Insurance? Ha!

If you think you have pretty good health insurance, you probably haven't had to use it.

Earlier this summer, I had some diagnostic procedures — a CT scan and a biopsy — to check out some symptoms that I'd been having off and on for some time. The bills are still coming in, and I've found that my health insurance company's first response to claims is to break the bill up into little pieces to make it more complicated; their second response is to say that I had gone to an "out of network" provider, even when I hadn't; and their third response is to say that most of it is part of my "deductibles" ($1200 max) or "out of pocket" ($3000 max). Since both "deductibles" and "out of pocket" come out of my pocket, it's not at all clear what the difference is. Lastly, the same claims may re-appear several times in your monthly statements, once for each time the insurance company does something with the bill.

It would be hard to devise a better system for making it impossible to figure out what's going on. It makes a nice case study of just how broken our healthcare system is.

CT scan

Before going for my CT scan, I double checked the online directory of "in-network" providers and facilities to make sure that Desert Medical Imaging was on my list. It was. But when the bill was submitted to UnitedHealthcare, they rejected it as "out of network." When I called and pointed out that the facility was indeed "in-network," they professed to be mystified and would resubmit the bill "for review." Weeks later, my monthly statement showed the bill had been paid, less $50 which was to be my co-payment. (Two years earlier, two sets of MRIs were fully covered at the same place with no co-payment and no hassles.)

DescriptionAmount BilledAmount Paid by InsuranceAmount I Owe
"Radiology services"$1893.001894.32$50.00
"Radiology services"$794.75$258.29$0.00
"Radiology services"$410.00266.50$0.00

You'll notice that the amount paid by insurance plus the amount I owe is always less than the amount billed by the provider. The difference is a mysterious "discount" that UnitedHealthcare applies to the bill. I think it means "We've decided how much this should cost, so we've discounted your bill to what we think it should be."

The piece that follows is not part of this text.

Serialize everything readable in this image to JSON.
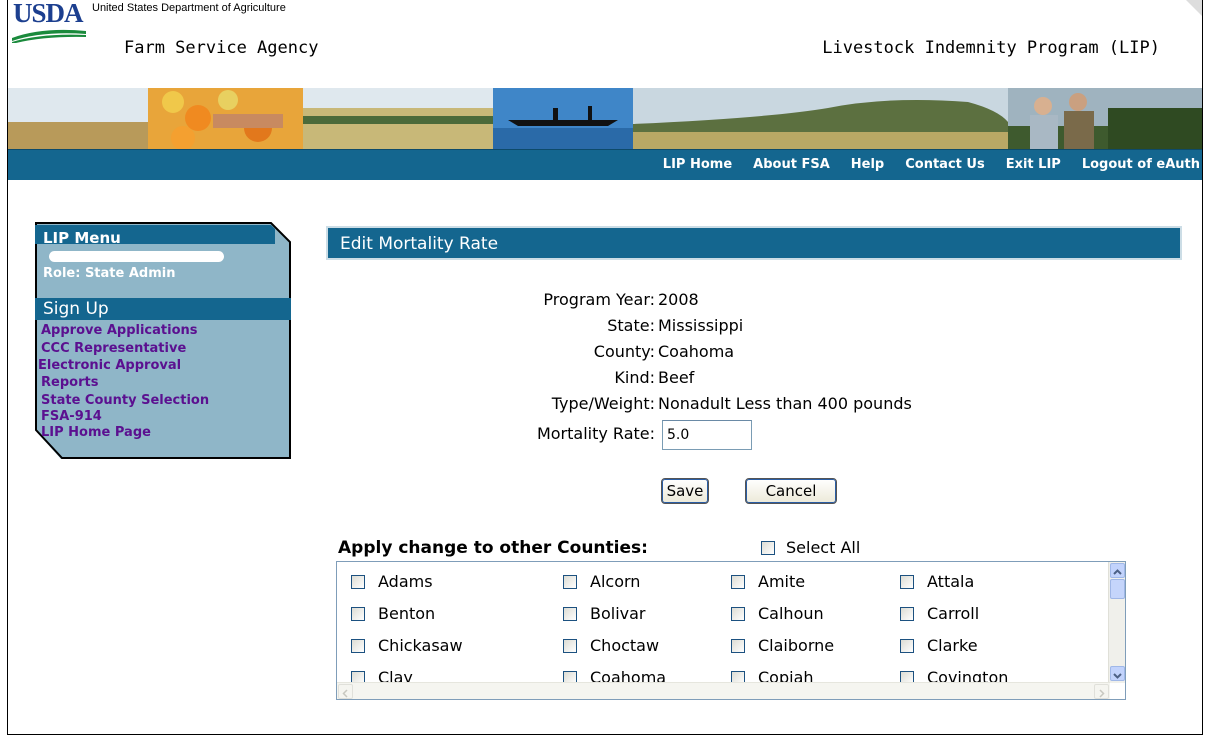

The specialist I had been seeing, for a $40 co-payment per visit, would perform the biopsy which had to be done at an outpatient surgical center because of the need for anesthesia. The Desert Regional Medical Center, where the El Mirador Surgical Center is located, is on my list of network providers. Should be OK. Yeah right!

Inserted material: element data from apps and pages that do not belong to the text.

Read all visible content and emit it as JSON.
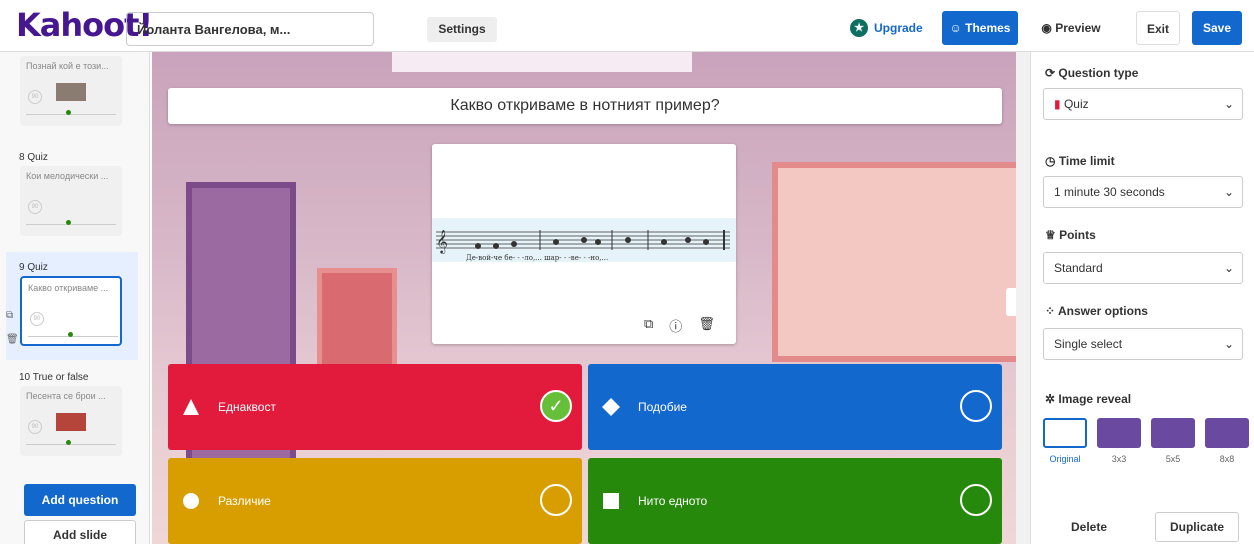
{
  "header": {
    "logo": "Kahoot!",
    "title": "Йоланта Вангелова, м...",
    "settings": "Settings",
    "upgrade": "Upgrade",
    "themes": "Themes",
    "preview": "Preview",
    "exit": "Exit",
    "save": "Save"
  },
  "sidebar": {
    "items": [
      {
        "label": "",
        "preview": "Познай кой е този..."
      },
      {
        "label": "8  Quiz",
        "preview": "Кои мелодически ..."
      },
      {
        "label": "9  Quiz",
        "preview": "Какво откриваме ..."
      },
      {
        "label": "10  True or false",
        "preview": "Песента се брои ..."
      }
    ],
    "add_question": "Add question",
    "add_slide": "Add slide"
  },
  "question": {
    "text": "Какво откриваме в нотният пример?",
    "lyrics": "Де-вой-че   бе- - -ло,...   шар- - -ве- - -но,..."
  },
  "answers": [
    {
      "text": "Еднаквост",
      "color": "#e21b3c",
      "correct": true
    },
    {
      "text": "Подобие",
      "color": "#1368ce",
      "correct": false
    },
    {
      "text": "Различие",
      "color": "#d89e00",
      "correct": false
    },
    {
      "text": "Нито едното",
      "color": "#26890c",
      "correct": false
    }
  ],
  "panel": {
    "question_type_label": "Question type",
    "question_type_value": "Quiz",
    "time_limit_label": "Time limit",
    "time_limit_value": "1 minute 30 seconds",
    "points_label": "Points",
    "points_value": "Standard",
    "answer_options_label": "Answer options",
    "answer_options_value": "Single select",
    "image_reveal_label": "Image reveal",
    "reveal_options": [
      "Original",
      "3x3",
      "5x5",
      "8x8"
    ],
    "delete": "Delete",
    "duplicate": "Duplicate"
  }
}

The first surprise was being told that my co-payment would be $200. Yikes, $200! The Friday before "the procedure" I dutifully reported for necessary tests, consisting of an EKG and an X-ray, carried out in the main hospital building on the other side of the driveway.

After the procedure, there were more surprises as bills started to come in.

DescriptionAmount BilledAmount Paid by InsuranceAmount I Owe
Doctor, perform the biopsy$710.00$231.21$0.00
Anesthesiologist, put me under$450.00$0.00$405.00
Tests (EKG, X-ray)$1272.50$1133.80$0.00
"Laboratory services"$207.60cell184.97$0.00
somebody prof$20.00cell$0.00$8.96
Surgical center$1134.27$213.49$365.65
"Radiological services"$41.00$9.93$0.00